Project description:BACKGROUND: The rapid increase in the amount of protein and DNA sequence information available has become almost overwhelming to researchers. So much information is now accessible that high-quality, functional gene analysis and categorization has become a major goal for many laboratories. To aid in this categorization, there is a need for non-commercial software that is able to both align sequences and also calculate pairwise levels of similarity/identity. RESULTS: We have developed MatGAT (Matrix Global Alignment Tool), a simple, easy to use computer application that generates similarity/identity matrices for DNA or protein sequences without needing pre-alignment of the data. CONCLUSIONS: The advantages of this program over other software are that it is open-source freeware, can analyze a large number of sequences simultaneously, can visualize both sequence alignment and similarity/identity values concurrently, employs global alignment in calculations, and has been formatted to run under both the Unix and the Microsoft Windows Operating Systems. We are presently completing the Macintosh-based version of the program.

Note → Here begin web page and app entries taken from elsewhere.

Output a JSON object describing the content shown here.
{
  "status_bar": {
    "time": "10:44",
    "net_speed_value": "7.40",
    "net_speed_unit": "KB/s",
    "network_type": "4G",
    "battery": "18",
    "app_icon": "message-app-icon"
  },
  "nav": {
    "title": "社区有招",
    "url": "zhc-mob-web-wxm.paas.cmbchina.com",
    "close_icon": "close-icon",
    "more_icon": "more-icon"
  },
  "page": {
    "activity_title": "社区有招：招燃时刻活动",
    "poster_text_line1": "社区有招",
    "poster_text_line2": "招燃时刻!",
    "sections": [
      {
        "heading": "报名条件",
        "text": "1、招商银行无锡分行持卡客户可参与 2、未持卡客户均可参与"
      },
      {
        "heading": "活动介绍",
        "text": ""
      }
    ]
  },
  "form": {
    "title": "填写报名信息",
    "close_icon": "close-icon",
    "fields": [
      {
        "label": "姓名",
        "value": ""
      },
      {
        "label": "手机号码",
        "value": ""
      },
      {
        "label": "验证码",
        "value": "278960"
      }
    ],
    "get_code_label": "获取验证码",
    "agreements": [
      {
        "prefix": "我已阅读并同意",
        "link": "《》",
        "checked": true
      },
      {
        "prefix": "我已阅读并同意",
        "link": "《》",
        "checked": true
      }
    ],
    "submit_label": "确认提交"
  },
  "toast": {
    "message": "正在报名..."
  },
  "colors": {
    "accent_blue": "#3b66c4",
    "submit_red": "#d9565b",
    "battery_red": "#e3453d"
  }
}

Project description:BACKGROUND: The hierarchical and partially redundant nature of protein structures justifies the definition of frequently occurring conformations of short fragments as 'states'. Collections of selected representatives for these states define Structural Alphabets, describing the most typical local conformations within protein structures. These alphabets form a bridge between the string-oriented methods of sequence analysis and the coordinate-oriented methods of protein structure analysis. RESULTS: A Structural Alphabet has been derived by clustering all four-residue fragments of a high-resolution subset of the protein data bank and extracting the high-density states as representative conformational states. Each fragment is uniquely defined by a set of three independent angles corresponding to its degrees of freedom, capturing in simple and intuitive terms the properties of the conformational space. The fragments of the Structural Alphabet are equivalent to the conformational attractors and therefore yield a most informative encoding of proteins. Proteins can be reconstructed within the experimental uncertainty in structure determination and ensembles of structures can be encoded with accuracy and robustness. CONCLUSIONS: The density-based Structural Alphabet provides a novel tool to describe local conformations and it is specifically suitable for application in studies of protein dynamics.